The Herald understands high-level contingency planning has considered moving most non-coronavirus treatment out of one or more hospitals, should the number of cases needing hospital care surge.
Health Minister David Clark confirmed that possibility.
"Some countries facing more cases of Covid-19 are dedicating some hospitals to treating the disease, and keeping others clear for other medical care. That approach could be used here as well, but no decisions have been taken at this stage.
"The aim of the level 4 measures is to reduce the risk of transmission, to keep people safe and keep the pressure off our medical services. Most people who contract Covid-19 will experience only mild to moderate symptoms. We have just seven cases that require hospital treatment.
"A huge amount of planning [is] going on across the health system for a range of possible scenarios. That includes working with private hospitals about how we can make the best use of their capacity if the need arises. Those discussions are ongoing."
If most of a hospital was dedicated to treating Covid-19 it's likely patients would be sent to private and nearby public facilities. Auckland's major hospitals include North Shore, Waitakere, Auckland City and Middlemore, and other facilities such as the Manukau SuperClinic and Greenlane Clinical Centre.
Stopping Covid-19 from spreading within a hospital is essential to protect other patients and staff.
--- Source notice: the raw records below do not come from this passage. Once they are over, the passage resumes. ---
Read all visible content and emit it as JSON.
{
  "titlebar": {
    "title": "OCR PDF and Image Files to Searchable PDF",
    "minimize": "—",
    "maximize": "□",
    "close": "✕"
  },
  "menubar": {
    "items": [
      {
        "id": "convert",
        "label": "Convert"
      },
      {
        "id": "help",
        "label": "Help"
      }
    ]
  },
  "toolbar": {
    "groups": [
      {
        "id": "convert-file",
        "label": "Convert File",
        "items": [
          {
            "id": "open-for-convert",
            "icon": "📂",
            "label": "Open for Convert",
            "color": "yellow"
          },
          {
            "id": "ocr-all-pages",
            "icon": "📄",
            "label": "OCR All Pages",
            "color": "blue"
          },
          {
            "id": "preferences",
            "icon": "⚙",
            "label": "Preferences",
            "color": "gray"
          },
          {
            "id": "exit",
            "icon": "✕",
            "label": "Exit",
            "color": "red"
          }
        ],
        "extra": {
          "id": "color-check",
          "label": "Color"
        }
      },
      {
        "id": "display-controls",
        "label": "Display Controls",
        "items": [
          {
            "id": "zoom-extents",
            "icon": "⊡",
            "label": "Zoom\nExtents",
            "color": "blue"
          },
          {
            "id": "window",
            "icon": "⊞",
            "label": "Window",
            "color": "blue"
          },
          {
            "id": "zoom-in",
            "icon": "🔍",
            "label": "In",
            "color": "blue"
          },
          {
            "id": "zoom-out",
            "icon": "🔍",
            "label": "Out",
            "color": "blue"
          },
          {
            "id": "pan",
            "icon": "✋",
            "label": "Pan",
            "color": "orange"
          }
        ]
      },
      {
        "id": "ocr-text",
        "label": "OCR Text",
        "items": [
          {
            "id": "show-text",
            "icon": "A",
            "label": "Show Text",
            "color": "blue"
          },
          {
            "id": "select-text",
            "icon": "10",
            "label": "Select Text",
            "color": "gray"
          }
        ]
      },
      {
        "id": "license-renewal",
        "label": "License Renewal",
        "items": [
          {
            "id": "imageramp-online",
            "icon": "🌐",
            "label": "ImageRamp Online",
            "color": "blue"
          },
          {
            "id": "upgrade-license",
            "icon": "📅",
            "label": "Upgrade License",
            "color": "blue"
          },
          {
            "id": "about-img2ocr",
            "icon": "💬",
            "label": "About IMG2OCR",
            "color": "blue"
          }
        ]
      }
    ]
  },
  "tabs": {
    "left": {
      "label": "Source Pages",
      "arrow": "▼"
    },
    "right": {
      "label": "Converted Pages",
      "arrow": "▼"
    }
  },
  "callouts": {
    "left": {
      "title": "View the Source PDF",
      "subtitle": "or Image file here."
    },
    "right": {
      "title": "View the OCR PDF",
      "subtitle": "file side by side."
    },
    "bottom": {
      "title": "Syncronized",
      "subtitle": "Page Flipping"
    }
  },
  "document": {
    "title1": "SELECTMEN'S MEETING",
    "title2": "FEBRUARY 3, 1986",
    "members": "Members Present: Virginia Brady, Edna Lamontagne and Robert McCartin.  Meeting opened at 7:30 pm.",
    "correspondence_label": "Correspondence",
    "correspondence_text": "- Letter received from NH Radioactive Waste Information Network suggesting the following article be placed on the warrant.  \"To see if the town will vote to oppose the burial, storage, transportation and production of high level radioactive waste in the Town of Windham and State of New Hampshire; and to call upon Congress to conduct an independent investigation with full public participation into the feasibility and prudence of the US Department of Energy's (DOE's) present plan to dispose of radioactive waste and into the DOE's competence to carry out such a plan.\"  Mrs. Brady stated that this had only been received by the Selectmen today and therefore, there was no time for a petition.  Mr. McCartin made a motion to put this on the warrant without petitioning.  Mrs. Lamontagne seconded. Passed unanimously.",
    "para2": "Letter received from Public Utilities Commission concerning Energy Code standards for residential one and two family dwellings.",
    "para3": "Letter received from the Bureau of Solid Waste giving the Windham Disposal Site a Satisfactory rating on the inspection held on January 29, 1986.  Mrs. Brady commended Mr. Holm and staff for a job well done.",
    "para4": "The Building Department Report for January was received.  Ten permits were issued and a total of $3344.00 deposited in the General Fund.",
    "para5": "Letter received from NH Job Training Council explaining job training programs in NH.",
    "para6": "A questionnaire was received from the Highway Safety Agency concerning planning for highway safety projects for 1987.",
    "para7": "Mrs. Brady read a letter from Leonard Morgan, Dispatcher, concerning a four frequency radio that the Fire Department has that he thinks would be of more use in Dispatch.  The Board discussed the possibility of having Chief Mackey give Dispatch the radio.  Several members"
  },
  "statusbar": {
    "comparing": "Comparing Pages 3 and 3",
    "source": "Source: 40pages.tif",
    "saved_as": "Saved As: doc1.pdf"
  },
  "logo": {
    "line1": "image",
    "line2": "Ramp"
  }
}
If the latter fall sick then workforce shortages and burnout can quickly become a crisis.
Some DHBs have ordered around-the-clock building work to construct more negative pressure facilities, which use lower air pressure to stop internal air from reaching the rest of the hospital, allowing patients with infectious conditions to be isolated.
Sarah Dalton, executive director of the doctors' union, the Association of Salaried Medical Specialists, said it made sense to designate as much of a hospital as possible for coronavirus patients, if the situation demanded it.
"If people are known to be unwell but not with Covid, where possible it's much better to be able to put them somewhere else. It's much better for the health staff as well."
The complexity of health services means it's unlikely all non-Covid 19 care could be shifted from a hospital. However, an unprecedented shift of surgeries is already taking place as hospitals send patients to private facilities.
Hundreds of elective surgeries are being postponed, including for hip and knee replacements. Others that can't wait are being sent to private hospitals.
Richard Whitney, president of the Private Surgical Hospitals Association, said New Zealand's 39 private hospitals were stopping elective surgeries to create capacity to take public patients.
"A number of DHBs have already commenced referring their non-discretionary surgeries, such as cancers and the like, to private facilities for them to do on their behalf. Others are in discussions with DHBs to do similar," said Whitney, also chief executive of Mercy Hospital Dunedin.
Private hospitals have 174 operating theatres, 31 procedure rooms, 37 ICU beds and 44 high-dependency unit beds.
The public system's intensive care units already run at about 80-90 per cent capacity, without Covid-19 cases. That means few beds are available to cope with any influx caused by the virus.
Using private ICU beds for non-Covid public patients would free-up capacity in public hospitals. Huge efforts are also under way to treble the number of ICU beds in the public system, with staff including anaesthetists preparing to work in intensive care.
Some have chosen to live away from their families for the foreseeable future to limit the threat of transmission, and Auckland DHB and others are looking at providing accommodation.
New Zealand has 283 confirmed or probable infections. Seven people are hospitalised and are stable.
The Australian and New Zealand Intensive Care Society has pleaded with Kiwis to respect the level 4 restrictions, to avoid a rapid increase in those numbers and people who will need hospital-level care.
The society has led work on how Covid-19 patients needing care should be triaged. That includes using special Kiwi-designed software to score patients and help doctors decide who would get an ICU bed if there aren't enough available. That software is already being used in Italy, where some hospitals have been overwhelmed.
"We have many advantages - we have a good head start, we are far away so [Covid-19 has] been slow to get here, the Government has listened to the scientific advice it has had, and we are very pleased with their response," said Dr Andrew Stapleton of the intensive care society.
"Most of us are going to get Covid and be fine. But we mustn't all get it at once, because the few resources we've got will be overwhelmed. And then people who could have been saved, won't be saved."